The Jets supplemented this deep crop of players with college free agents Doug Smail, Don Spring and Wade Campbell, and trades for Paul MacLean (an absolute steal from St. Louis), their captain, Lucien DeBlois, their assistant captain, Randy Carlyle and perhaps the best historical comp for Milan Lucic, Laurie Boschman. A handful of WHA holdovers with great names - Willy Lindstrom, Morris Lukowich and Bengt Lundholm - rounded out a team that would make the playoffs in 1982. You may not remember any of these guys, but trust me when I tell you that they were legends in Winnipeg in the early 1980s. (I even had a Dale Hawerchuk silver dollar that was legal tender until some time in 1984.)

The Jets played in the Smythe Division - the NHL's toughest - and typically found themselves behind the Edmonton Oilers and Calgary Flames. But in 1984-85, the Jets had six thirty goal scorers and finally broke through into second place. That would represent the peak of their success: in game three of the first round of the playoffs, Calgary's Jamie Macoun cross-checked Dale Hawerchuk, knocking him out of the playoffs with broken ribs. Winnipeg would eliminate Calgary but would get swept by an Edmonton team that cruised to a 15-3 record on its way to the Stanley Cup.

It's important at this point to introduce a character who loomed large over everything in the Winnipeg Jets organization this entire time: General Manager John Ferguson. Ferguson finished in the top five in the NHL in penalty minutes in half of the seasons he played and applied the same strategy to many of his acquisitions as general manager. He fired six coaches in nine seasons. His 1979 and 1982 first round draft picks - Jimmy Mann and Jim Kyte - were punch-first hockey players who combined for 27 points in 333 games during the NHL's peak offensive era. But the worst decision of his career - as obvious then as it is in retrospect - was trading All-Star defenseman Dave Babych to the Hartford Whalers for Ray Neufeld. Ray Friggin' Neufeld. It was like a five-year-old smashing his best toy. As Ferguson said on November 21, 1985:

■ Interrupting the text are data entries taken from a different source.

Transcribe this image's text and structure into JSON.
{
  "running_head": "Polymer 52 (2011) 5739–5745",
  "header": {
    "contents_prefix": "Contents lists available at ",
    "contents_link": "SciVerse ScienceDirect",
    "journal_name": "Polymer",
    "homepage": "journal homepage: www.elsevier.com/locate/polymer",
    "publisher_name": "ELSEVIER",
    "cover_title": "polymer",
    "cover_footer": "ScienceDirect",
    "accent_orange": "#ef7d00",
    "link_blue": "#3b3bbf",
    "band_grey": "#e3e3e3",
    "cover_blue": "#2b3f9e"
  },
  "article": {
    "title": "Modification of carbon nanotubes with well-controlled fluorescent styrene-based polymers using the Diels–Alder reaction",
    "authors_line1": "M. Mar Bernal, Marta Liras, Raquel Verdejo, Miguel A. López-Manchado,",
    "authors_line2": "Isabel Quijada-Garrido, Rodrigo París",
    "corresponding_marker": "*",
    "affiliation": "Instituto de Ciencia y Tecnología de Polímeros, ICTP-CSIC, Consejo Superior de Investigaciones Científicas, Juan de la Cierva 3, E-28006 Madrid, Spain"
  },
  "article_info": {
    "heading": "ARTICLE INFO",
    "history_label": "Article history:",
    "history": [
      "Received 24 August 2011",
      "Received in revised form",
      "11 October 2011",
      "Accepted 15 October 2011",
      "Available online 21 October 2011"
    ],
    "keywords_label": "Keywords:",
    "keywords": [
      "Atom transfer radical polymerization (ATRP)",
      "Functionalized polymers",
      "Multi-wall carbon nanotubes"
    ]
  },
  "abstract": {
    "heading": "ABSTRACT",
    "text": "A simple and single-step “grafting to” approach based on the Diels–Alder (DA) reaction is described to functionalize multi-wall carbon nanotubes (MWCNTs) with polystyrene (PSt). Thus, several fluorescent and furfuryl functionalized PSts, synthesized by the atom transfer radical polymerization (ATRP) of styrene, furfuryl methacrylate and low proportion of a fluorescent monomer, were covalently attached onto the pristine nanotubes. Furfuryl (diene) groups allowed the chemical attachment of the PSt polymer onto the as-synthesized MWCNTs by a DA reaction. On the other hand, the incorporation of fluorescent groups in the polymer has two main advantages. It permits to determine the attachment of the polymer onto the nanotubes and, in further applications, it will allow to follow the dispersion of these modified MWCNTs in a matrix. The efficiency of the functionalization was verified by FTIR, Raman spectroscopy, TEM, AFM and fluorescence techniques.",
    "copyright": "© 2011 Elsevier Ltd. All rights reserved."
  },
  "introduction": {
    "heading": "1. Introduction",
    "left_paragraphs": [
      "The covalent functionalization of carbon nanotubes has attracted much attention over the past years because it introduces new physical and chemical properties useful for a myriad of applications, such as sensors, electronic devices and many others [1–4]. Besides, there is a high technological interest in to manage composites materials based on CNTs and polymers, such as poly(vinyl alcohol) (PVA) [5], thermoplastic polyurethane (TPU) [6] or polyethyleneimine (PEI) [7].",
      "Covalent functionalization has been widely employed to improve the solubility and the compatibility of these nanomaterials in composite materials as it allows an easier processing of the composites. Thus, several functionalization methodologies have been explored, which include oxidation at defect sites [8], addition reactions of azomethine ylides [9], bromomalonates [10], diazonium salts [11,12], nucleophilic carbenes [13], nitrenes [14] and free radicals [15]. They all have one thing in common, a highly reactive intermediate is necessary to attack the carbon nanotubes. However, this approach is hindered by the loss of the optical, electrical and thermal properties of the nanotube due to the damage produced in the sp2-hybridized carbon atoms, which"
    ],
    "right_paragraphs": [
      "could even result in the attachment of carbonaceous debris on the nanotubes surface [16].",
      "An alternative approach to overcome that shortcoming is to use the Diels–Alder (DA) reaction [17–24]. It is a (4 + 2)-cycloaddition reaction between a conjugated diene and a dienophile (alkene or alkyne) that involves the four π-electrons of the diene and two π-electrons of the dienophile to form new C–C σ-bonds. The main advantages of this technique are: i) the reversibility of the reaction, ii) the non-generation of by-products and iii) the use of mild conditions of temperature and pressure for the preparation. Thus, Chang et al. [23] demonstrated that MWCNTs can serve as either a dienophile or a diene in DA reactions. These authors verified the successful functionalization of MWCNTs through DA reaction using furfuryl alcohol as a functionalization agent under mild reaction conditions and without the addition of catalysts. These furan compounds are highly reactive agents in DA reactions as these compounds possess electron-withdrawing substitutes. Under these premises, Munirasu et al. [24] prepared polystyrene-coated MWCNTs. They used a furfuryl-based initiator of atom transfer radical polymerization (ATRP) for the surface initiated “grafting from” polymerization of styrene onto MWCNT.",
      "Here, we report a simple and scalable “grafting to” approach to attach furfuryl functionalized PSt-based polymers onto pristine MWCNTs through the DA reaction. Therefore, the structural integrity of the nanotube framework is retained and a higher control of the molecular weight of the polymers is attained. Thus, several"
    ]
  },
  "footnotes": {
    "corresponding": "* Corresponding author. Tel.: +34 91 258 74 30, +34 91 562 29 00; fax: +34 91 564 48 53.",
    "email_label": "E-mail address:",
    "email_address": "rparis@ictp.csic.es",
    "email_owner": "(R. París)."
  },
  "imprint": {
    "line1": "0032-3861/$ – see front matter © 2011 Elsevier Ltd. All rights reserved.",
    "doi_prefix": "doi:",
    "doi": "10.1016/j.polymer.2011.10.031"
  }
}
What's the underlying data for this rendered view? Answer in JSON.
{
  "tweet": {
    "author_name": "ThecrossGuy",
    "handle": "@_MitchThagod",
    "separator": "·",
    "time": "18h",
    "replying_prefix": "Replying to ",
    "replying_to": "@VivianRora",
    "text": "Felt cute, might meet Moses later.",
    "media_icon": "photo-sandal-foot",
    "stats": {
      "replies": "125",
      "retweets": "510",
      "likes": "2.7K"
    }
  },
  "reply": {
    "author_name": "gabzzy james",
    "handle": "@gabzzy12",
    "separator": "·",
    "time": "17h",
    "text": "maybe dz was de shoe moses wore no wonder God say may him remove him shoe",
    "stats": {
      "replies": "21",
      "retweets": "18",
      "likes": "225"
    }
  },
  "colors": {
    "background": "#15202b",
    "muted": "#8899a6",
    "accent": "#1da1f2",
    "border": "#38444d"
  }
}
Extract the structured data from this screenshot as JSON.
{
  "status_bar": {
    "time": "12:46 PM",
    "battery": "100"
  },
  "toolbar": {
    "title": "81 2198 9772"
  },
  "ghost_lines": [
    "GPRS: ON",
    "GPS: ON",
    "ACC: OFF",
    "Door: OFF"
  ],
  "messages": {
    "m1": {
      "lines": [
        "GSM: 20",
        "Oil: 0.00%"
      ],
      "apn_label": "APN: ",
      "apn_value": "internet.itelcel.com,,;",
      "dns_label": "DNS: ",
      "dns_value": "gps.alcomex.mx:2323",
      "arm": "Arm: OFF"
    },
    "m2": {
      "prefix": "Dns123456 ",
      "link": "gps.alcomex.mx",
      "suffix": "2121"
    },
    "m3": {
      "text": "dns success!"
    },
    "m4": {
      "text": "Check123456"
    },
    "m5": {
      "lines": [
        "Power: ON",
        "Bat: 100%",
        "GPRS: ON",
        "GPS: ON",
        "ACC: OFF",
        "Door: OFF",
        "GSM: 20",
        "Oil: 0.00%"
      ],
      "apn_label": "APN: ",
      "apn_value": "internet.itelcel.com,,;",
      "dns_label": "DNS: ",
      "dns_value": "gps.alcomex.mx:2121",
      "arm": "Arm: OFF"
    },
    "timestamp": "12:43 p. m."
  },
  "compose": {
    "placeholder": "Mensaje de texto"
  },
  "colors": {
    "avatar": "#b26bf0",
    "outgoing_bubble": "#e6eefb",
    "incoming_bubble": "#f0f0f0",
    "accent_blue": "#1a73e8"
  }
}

"I have a great fondness for Dave Babych, but we wanted a big, tough right winger and Neufeld was the one we were after. As well as playing well lately, he's very tough in front of the net."

Forget that Babych played for 10 years after Neufeld retired - the key is that Ferguson gave away his best or second-best player for next to nothing, all in the pursuit of a grinder, as though the 6-2, 215-lb Babych was some kind of shrinking violet. That season, Ferguson would also tire of his coach, Barry Long, and take over behind the bench himself. I still remember the local newscasters pointing out that Ferguson sweated through the armpits of his suit jackets on the bench - how that's even possible, I cannot say. The Jets were eliminated in three straight games by the Flames in the 1985-86, but not before a frustrated Ferguson plucked 20-year-old (and 5'5) Daniel Berthiaume out of the QMJHL to backstop the Jets in the deciding game of the series.

The Jets had a +26 goal differential in 1984-85 - that was the best in their history. They never surpassed +8 during the rest of their time in Winnipeg, and won just one playoff series over the next 11 years. John Ferguson would get fired after the 1987-88 season, paving the way for Mike Smith's tenure as General Manager, an era that I'll explore in Part III of this series.

The new Atlanta Thrashers won't have quite as tough a road as those early Jets teams did. But the lessons the Jets learned back then should still apply today - apologies to Rick Dudley, but new ownership should avoid the temptation to let a former NHL player who racked up a lot of penalty minutes run their team. And they should keep in mind that building a winning team is a long-term proposition - they will have to accept that the Atlanta team they've inherited is decidedly in the bottom half of the league. The first incarnation of NHL hockey in Winnipeg took six years to make it out of the first round of the playoffs; it would be nice if the new team did that in half the time, but nobody should harbor visions of Stanley Cup rings in the next few years.